CHANDIGARH: A roundtable conference on the Electricity (Amendment) Bill, 2022, held on Tuesday refuted claims of the center that the amendment was intended to benefit the consumers and demanded the withdrawal of the bill.
The roundtable conference was held at Vishakhapatnam and chaired by K.S. Chalam, former UPSC member and former Vice Chancellor of Dravidian University. The other speakers included Shailendra Dubey, Chairman AIPEF, Prasanta N. Chowdhury general secretary EEFI, Prof. P.George Victor Former Vice-Chancellor Adikavi Nannaya University, P.Rathnakar Rao Secretary General/AIPEF, T.Jayanthi, General Secretary TNEF and other trade union leaders.
This is the first roundtable conference to create awareness among all stakeholders on how the amendment would impact them and profit the corporate groups.All states will be holding such awareness meetings in the next two months.AIPEF federal executive meeting shall be held on September 18 at Srinagar to discuss strategy to stop Electricity (Amendment) Bill 2022 and privatization of power sector, Said V K Gupta Spokesperson, All India Power Engineers Federation(AIPEF).
K.S. Chalam,a former UPSC member said that the new economic policies are the root cause of the malady of privatisation. The World Bank is trying to thrust its views on governments across the world through privatisation of PSUs,”.
The Electricity (Amendment) Bill will allow multiple private discoms to buy power from the generation companies run by the government, use the infrastructure of the government-run discoms, and supply power to
profitable areas. They will neglect rural areas, where consumption is comparatively less. The non-profitable areas will have to be serviced by government-run discoms and they will end up making losses.
Shailendra Dubey attributed the losses of state-owned discoms to non-reimbursement of subsidies given to the agriculture sector by the state governments, and non-payment of arrears payable by the government establishments.

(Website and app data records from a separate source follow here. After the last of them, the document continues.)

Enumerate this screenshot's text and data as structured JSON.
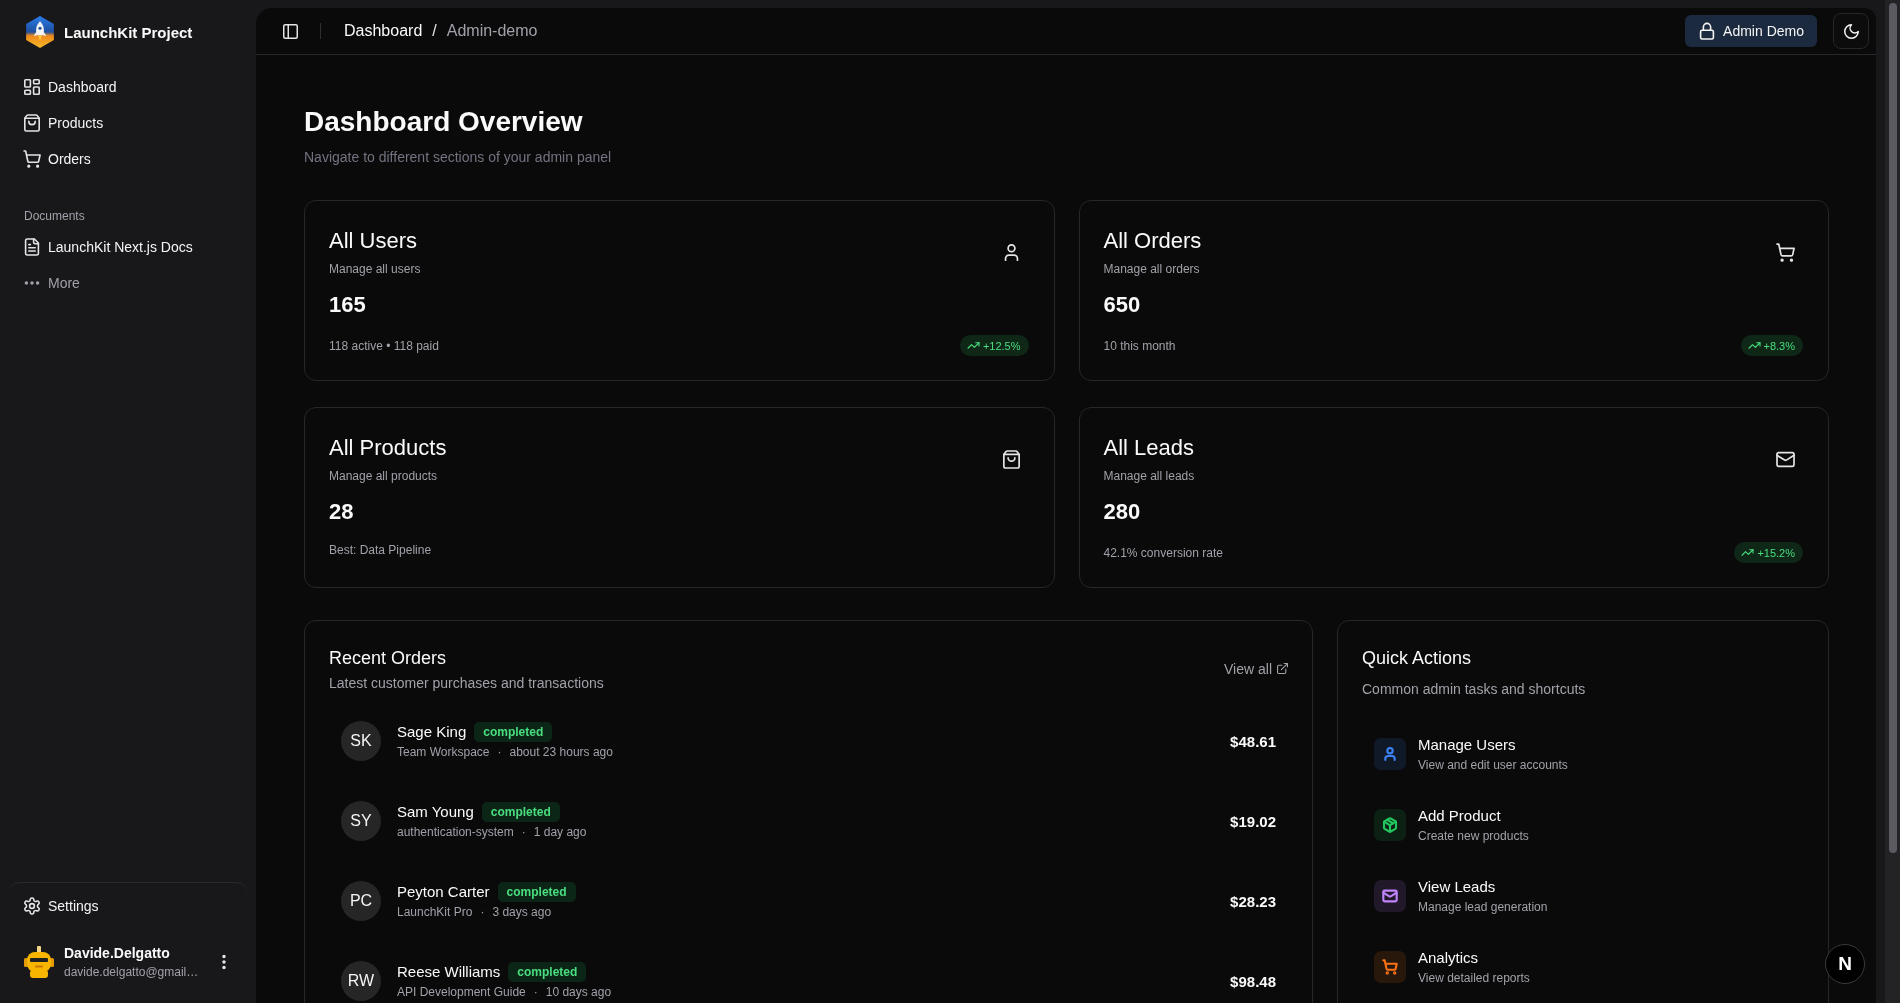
{
  "sidebar": {
    "brand": {
      "name": "LaunchKit Project"
    },
    "nav_items": [
      {
        "label": "Dashboard"
      },
      {
        "label": "Products"
      },
      {
        "label": "Orders"
      }
    ],
    "documents": {
      "heading": "Documents",
      "items": [
        {
          "label": "LaunchKit Next.js Docs",
          "kind": "link"
        },
        {
          "label": "More",
          "kind": "more"
        }
      ]
    },
    "settings": {
      "label": "Settings"
    },
    "user": {
      "name": "Davide.Delgatto",
      "email": "davide.delgatto@gmail…"
    }
  },
  "header": {
    "breadcrumb": [
      {
        "label": "Dashboard",
        "current": false
      },
      {
        "label": "Admin-demo",
        "current": true
      }
    ],
    "separator": "/",
    "admin_button": {
      "label": "Admin Demo"
    }
  },
  "page": {
    "title": "Dashboard Overview",
    "subtitle": "Navigate to different sections of your admin panel"
  },
  "stat_cards": [
    {
      "title": "All Users",
      "subtitle": "Manage all users",
      "value": "165",
      "footer": "118 active • 118 paid",
      "trend": "+12.5%"
    },
    {
      "title": "All Orders",
      "subtitle": "Manage all orders",
      "value": "650",
      "footer": "10 this month",
      "trend": "+8.3%"
    },
    {
      "title": "All Products",
      "subtitle": "Manage all products",
      "value": "28",
      "footer": "Best: Data Pipeline"
    },
    {
      "title": "All Leads",
      "subtitle": "Manage all leads",
      "value": "280",
      "footer": "42.1% conversion rate",
      "trend": "+15.2%"
    }
  ],
  "recent_orders": {
    "title": "Recent Orders",
    "subtitle": "Latest customer purchases and transactions",
    "view_all": "View all",
    "orders": [
      {
        "initials": "SK",
        "name": "Sage King",
        "status": "completed",
        "product": "Team Workspace",
        "separator": "·",
        "time": "about 23 hours ago",
        "amount": "$48.61"
      },
      {
        "initials": "SY",
        "name": "Sam Young",
        "status": "completed",
        "product": "authentication-system",
        "separator": "·",
        "time": "1 day ago",
        "amount": "$19.02"
      },
      {
        "initials": "PC",
        "name": "Peyton Carter",
        "status": "completed",
        "product": "LaunchKit Pro",
        "separator": "·",
        "time": "3 days ago",
        "amount": "$28.23"
      },
      {
        "initials": "RW",
        "name": "Reese Williams",
        "status": "completed",
        "product": "API Development Guide",
        "separator": "·",
        "time": "10 days ago",
        "amount": "$98.48"
      }
    ]
  },
  "quick_actions": {
    "title": "Quick Actions",
    "subtitle": "Common admin tasks and shortcuts",
    "actions": [
      {
        "title": "Manage Users",
        "description": "View and edit user accounts",
        "color": "#3b82f6"
      },
      {
        "title": "Add Product",
        "description": "Create new products",
        "color": "#22c55e"
      },
      {
        "title": "View Leads",
        "description": "Manage lead generation",
        "color": "#c084fc"
      },
      {
        "title": "Analytics",
        "description": "View detailed reports",
        "color": "#f97316"
      }
    ]
  },
  "dev_tools_button": {
    "label": "N"
  }
}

Prasanta N. Chowdhury, Rathnakar Rao, and various other speakers said that contrary to the claims of a reduction in tariff due to the presence of multiple discoms, the private companies may initially
lower the charges. But once the government-owned discoms are pushed out of the race, the private discoms would increase the tariff as per their whims and fancies, they said, adding that domestic consumers
would be forced to pay the higher tariff.